What the task requires :: Please count every line of the following material that holds "name" and give the total alone.

Information shown ::

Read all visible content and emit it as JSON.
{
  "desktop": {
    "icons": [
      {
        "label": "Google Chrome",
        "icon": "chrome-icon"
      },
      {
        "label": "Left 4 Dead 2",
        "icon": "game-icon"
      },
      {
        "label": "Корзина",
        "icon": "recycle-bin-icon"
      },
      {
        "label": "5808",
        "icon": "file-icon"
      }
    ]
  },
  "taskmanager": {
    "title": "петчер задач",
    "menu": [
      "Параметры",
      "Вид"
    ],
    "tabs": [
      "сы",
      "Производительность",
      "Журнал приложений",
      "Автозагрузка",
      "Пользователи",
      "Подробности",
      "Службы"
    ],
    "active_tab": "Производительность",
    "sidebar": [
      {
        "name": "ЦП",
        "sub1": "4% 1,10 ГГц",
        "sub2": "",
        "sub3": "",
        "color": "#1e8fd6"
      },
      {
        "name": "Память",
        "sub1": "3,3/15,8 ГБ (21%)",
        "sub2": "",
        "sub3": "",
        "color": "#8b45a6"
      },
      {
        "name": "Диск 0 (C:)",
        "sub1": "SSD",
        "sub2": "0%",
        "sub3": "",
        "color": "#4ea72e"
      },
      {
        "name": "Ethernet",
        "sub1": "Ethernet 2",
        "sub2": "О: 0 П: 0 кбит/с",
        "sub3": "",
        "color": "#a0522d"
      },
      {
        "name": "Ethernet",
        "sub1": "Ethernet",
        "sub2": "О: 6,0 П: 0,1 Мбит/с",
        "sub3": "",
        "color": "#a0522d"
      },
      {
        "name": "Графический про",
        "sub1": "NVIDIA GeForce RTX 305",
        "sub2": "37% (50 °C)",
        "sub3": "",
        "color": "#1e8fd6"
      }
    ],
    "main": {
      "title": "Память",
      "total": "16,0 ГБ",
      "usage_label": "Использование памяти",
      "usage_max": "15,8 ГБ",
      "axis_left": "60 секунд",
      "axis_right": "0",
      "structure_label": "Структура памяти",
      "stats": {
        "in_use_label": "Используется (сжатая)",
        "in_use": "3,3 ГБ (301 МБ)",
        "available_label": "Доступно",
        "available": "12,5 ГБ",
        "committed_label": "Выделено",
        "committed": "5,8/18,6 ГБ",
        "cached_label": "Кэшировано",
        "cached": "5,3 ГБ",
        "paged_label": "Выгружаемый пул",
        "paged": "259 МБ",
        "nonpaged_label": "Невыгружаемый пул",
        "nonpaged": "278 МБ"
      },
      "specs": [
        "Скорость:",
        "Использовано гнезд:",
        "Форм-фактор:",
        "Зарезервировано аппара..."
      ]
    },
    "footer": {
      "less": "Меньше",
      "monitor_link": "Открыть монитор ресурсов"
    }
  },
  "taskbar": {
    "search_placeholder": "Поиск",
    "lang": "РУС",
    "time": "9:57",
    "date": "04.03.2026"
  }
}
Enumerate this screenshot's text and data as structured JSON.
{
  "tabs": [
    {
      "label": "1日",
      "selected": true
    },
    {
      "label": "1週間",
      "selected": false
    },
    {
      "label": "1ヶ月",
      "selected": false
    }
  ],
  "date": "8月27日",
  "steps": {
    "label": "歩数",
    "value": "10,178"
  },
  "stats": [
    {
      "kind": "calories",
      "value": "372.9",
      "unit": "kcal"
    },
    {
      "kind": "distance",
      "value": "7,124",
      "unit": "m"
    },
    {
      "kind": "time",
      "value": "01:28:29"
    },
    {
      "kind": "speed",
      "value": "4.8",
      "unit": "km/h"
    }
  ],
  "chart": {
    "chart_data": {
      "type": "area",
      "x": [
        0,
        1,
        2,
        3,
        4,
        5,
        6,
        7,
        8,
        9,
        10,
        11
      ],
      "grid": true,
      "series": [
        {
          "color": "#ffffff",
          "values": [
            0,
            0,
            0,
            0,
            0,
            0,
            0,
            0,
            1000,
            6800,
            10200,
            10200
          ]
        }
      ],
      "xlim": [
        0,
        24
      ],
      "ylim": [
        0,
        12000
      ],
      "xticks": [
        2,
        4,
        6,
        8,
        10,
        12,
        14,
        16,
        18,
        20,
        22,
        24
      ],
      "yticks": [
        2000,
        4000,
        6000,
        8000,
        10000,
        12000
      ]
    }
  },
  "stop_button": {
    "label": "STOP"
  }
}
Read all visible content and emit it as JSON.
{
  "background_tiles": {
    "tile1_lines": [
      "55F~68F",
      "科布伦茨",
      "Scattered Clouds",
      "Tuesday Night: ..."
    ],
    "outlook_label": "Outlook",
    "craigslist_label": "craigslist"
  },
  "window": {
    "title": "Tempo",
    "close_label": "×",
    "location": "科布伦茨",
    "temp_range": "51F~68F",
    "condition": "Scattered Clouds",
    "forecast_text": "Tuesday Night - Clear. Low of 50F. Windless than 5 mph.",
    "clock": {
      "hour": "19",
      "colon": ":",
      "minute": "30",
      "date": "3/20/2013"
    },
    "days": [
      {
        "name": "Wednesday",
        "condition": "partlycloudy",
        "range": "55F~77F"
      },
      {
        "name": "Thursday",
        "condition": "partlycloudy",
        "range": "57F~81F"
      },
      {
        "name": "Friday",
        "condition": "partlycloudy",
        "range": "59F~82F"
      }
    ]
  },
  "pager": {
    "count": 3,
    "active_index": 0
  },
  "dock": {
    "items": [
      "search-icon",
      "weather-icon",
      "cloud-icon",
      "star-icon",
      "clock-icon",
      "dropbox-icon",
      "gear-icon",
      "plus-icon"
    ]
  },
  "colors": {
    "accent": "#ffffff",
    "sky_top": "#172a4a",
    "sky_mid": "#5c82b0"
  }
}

Written reply :: 9